Wellington Chinese Language School

Enrolling at Wellington Chinese Language School

二月 十四天 February 14, 2009

Wellington Chinese Language School

Intermediate Chinese 3

So excited to be back in Chinese class. It’s been a long time since I’ve been conversing regularly in Mandarin. The last time I was in a Chinese class, I don’t even think there was a word for online (上网 shàngwǎng). I’m going to log my class and study notes on this site to help me study and learn.

Enrollment was a bit stressful — I couldn’t remember how to write my Chinese name: 戴維道 Dài Wéi Dào. Luckily, younger me blogged it in 2006, so I was able to find it through search on my mobile phone. Thanks, younger me! Thanks also to thank my awesome high school Chinese teacher, Robert Demerrit, for giving me this uncommonly beautiful name that’s not only a transliteration of my English surname but inspiringly aspirational.

Dài is my surname, and it also means ” to support.”
Wéi means “to maintain or hold together.”
Dào you may know as Tao, the road or way, the ineffable essence of the universe pointed at by 老子 Lǎozǐ in the 道德經 Dàodéjīng, more commonly known as the Tao Te Ching.

The next step was a conversational interview for placement. I was shocked and delighted to be in Intermediate 3, led by the lovely 樊晓莉 Fán Xiǎolì. There is no advanced, because they don’t want students to slack. This is going to be good for me!

We introduced ourselves 介绍 自己 jiè shào zìjǐ. We’re a diverse group — one other 美国人 and others from:

  • 香港 Xiānggǎng Hong Kong
  • 阿根廷 Āgēntíng Argentina
  • 越南 Yuènán Vietnam
  • 菲律宾 Fēilǜbīn Philippines
  • 韩国 Hánguó Korea (Republic of Korea)

The words for New Zealand were new to me – there are two ways to say/write it:

新西兰 Xīnxīlán – literally New Western Orchard

纽西兰 Niǔxīlán, which is the same Niǔ as 纽约 Niǔyuē, from where I’ve just come.

惠灵顿 Huìlíngdùn – Wellington
奥克兰 ào kè lán – Auckland

介绍 自己 然后, 我们 游戏 [charades].
Jiè shào zìjǐ ránhòu, wǒmenyóuxì [charades].
After introductions, we played charades.

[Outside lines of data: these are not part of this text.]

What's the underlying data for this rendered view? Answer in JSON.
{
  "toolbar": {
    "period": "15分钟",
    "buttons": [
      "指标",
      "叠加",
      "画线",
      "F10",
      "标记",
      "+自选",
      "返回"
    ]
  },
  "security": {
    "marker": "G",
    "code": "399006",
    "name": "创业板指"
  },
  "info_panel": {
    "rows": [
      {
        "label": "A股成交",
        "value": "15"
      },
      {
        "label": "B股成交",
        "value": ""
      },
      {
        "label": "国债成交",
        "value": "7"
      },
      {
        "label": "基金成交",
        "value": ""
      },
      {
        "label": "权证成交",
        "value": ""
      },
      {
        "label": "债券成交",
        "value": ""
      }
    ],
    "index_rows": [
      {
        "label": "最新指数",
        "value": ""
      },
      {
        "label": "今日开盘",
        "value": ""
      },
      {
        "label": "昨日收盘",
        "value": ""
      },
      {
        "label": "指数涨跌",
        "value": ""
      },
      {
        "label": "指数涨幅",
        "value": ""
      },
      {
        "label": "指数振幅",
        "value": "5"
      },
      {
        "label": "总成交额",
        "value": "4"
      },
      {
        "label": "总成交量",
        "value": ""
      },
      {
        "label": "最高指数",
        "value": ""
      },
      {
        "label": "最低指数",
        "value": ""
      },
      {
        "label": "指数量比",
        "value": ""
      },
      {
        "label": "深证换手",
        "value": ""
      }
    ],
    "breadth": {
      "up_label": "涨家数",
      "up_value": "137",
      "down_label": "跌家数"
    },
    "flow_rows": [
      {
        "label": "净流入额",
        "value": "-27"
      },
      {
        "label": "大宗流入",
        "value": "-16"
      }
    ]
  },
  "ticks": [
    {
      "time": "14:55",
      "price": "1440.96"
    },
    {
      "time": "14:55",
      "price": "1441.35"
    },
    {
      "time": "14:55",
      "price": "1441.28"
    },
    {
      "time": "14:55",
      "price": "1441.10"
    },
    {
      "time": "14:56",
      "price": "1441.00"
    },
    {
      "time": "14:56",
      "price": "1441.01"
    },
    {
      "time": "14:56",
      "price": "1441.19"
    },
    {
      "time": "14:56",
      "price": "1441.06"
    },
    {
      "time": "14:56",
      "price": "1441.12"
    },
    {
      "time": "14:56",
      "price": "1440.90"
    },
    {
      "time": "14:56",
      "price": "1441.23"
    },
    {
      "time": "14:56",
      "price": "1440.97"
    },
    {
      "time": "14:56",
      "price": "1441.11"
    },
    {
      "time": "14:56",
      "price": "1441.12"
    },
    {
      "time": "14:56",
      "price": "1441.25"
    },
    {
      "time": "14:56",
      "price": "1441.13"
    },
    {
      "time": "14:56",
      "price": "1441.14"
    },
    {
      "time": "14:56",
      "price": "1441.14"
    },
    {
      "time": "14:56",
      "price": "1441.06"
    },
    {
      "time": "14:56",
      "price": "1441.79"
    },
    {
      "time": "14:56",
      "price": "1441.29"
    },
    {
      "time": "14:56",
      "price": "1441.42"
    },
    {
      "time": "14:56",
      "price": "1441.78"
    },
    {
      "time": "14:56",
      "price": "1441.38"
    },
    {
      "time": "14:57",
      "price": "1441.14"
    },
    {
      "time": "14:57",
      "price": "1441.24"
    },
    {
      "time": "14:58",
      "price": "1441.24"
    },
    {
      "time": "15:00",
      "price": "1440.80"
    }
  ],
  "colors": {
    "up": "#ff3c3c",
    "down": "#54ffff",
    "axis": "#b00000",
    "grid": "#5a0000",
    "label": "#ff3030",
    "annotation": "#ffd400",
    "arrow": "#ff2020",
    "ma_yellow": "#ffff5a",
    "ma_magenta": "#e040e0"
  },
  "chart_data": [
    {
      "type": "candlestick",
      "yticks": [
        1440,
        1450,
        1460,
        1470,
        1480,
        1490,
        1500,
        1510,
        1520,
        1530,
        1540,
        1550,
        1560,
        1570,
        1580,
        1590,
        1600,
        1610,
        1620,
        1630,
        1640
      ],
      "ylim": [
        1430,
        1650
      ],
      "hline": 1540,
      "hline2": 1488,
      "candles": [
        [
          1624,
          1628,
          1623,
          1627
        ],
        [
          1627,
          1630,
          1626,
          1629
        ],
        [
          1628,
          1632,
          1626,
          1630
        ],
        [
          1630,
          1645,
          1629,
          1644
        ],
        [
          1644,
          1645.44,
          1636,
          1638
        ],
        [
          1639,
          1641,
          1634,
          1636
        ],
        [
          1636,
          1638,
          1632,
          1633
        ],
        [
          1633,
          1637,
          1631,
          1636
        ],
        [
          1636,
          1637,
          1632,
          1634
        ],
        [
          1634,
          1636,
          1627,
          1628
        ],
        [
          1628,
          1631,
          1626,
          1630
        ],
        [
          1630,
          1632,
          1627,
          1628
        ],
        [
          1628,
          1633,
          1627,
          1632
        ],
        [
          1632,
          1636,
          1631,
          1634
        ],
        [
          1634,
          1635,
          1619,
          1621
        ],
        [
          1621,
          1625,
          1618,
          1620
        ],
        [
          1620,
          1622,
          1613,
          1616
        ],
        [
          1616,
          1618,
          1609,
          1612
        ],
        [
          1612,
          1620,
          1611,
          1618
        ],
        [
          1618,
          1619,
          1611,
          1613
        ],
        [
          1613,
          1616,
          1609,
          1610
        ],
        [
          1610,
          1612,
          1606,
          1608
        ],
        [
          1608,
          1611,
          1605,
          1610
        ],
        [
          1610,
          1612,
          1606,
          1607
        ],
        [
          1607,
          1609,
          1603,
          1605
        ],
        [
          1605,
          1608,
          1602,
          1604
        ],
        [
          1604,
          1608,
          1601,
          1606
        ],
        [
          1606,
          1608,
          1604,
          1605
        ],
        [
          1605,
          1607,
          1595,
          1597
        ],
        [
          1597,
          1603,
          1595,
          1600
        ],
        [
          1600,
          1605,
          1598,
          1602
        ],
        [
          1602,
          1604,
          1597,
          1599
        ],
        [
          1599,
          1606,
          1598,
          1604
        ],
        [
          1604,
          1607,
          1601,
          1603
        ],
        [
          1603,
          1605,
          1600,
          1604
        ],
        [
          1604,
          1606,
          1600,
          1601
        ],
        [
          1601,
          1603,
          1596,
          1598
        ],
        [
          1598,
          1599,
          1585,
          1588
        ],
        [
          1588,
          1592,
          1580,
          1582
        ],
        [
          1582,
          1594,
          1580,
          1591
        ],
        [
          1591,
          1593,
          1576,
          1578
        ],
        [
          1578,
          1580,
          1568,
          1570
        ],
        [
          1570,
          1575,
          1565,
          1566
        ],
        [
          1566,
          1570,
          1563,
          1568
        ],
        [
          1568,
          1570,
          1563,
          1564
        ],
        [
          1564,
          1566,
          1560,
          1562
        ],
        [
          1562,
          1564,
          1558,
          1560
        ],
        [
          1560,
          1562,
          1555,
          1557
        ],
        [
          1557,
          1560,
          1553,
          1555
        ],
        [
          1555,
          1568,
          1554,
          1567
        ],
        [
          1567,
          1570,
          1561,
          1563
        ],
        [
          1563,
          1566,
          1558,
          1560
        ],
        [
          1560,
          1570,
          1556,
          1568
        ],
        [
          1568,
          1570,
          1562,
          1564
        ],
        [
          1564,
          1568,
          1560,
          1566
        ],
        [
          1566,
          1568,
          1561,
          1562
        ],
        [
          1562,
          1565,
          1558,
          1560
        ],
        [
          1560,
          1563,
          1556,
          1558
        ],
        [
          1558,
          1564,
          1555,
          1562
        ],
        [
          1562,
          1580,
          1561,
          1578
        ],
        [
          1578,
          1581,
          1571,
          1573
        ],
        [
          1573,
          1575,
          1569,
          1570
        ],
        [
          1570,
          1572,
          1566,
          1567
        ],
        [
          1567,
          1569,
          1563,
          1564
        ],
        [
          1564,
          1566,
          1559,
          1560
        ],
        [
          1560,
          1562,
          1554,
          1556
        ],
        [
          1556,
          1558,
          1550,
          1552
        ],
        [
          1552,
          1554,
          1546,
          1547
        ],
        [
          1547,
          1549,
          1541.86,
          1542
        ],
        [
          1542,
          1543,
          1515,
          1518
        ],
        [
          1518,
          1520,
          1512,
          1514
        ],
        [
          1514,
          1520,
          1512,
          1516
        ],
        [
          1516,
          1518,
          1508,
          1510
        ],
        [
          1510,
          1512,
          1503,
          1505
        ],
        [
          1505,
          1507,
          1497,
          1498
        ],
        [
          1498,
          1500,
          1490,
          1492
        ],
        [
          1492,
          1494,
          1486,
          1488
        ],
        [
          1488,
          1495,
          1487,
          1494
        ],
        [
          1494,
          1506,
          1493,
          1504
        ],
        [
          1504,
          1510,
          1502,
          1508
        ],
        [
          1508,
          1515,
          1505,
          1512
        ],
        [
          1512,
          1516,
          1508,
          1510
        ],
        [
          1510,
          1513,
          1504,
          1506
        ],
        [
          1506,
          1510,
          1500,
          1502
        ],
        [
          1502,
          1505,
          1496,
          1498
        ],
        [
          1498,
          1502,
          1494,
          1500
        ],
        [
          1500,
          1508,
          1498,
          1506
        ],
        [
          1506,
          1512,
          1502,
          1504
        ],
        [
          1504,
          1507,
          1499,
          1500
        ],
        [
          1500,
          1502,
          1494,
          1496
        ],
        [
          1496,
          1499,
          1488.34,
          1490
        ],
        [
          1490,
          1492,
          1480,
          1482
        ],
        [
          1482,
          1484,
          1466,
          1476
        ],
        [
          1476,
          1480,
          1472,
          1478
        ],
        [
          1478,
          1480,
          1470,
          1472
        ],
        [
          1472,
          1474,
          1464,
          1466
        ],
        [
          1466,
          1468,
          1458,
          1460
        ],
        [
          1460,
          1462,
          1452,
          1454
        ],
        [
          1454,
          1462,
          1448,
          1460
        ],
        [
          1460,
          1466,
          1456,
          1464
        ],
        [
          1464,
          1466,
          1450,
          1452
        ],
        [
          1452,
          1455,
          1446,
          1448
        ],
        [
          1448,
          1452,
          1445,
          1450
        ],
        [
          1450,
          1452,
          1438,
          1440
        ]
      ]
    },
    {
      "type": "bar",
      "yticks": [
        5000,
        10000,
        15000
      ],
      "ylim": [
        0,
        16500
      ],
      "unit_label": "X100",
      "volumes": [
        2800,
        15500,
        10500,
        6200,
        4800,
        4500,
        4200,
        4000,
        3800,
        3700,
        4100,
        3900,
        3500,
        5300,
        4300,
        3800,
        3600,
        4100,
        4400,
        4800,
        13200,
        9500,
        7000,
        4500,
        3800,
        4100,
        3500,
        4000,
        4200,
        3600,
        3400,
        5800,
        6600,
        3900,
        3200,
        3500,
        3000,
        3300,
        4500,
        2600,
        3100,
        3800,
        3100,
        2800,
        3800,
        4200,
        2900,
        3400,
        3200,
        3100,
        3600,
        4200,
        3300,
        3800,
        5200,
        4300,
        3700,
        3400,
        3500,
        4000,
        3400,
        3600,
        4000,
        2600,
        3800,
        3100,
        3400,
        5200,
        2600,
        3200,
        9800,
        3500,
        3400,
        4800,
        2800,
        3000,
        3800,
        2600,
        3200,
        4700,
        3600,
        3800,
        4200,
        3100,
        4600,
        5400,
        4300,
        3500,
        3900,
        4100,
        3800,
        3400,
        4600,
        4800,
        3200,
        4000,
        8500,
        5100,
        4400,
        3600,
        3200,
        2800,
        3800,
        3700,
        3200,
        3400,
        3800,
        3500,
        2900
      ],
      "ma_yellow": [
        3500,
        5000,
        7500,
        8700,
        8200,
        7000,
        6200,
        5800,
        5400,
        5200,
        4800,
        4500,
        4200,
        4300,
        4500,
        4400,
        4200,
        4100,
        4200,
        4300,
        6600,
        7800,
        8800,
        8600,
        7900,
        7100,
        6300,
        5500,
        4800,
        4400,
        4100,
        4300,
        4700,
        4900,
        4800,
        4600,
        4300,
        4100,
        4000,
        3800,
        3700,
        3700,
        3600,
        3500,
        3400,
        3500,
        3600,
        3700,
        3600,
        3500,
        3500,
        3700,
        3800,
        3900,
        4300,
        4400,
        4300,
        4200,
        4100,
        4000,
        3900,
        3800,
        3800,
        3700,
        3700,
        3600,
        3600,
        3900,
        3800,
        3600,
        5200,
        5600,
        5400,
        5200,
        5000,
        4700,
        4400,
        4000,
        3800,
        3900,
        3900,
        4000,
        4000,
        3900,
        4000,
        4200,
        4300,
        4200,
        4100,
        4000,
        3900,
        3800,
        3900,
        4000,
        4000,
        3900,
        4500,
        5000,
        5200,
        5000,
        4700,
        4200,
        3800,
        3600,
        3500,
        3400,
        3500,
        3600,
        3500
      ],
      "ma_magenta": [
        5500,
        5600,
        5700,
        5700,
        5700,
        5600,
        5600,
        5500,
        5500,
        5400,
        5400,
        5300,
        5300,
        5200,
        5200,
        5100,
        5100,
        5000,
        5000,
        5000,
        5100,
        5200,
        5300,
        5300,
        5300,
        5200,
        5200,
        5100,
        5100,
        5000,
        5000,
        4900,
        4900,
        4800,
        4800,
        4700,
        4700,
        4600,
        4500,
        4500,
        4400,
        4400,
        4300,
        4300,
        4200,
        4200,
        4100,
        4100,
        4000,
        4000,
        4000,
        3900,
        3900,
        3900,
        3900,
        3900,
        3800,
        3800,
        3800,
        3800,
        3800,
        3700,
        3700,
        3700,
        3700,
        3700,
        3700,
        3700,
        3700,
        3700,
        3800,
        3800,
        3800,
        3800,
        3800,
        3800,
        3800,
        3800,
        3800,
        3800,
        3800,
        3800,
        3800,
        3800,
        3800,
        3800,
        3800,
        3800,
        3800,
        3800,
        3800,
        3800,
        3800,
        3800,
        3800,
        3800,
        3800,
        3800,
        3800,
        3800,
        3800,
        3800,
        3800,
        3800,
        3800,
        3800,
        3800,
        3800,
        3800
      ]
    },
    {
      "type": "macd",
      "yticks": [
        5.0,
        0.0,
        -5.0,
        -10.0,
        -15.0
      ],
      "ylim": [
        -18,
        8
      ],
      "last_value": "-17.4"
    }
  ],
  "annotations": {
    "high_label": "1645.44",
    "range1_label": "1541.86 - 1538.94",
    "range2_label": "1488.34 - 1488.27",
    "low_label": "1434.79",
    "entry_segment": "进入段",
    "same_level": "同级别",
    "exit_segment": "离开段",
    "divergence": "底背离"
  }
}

There were 4 categories:

  1. 体育运动 tǐyùyùndònɡ sports
  2. 电影 diànyǐng movies
  3. 电视 diànshì tv
  4. 名人 míngrén famous people

My offering was Slumdog Millionaire, which was guessed from a rough sketch of a dog and a dollar sign.

An auspicious beginning.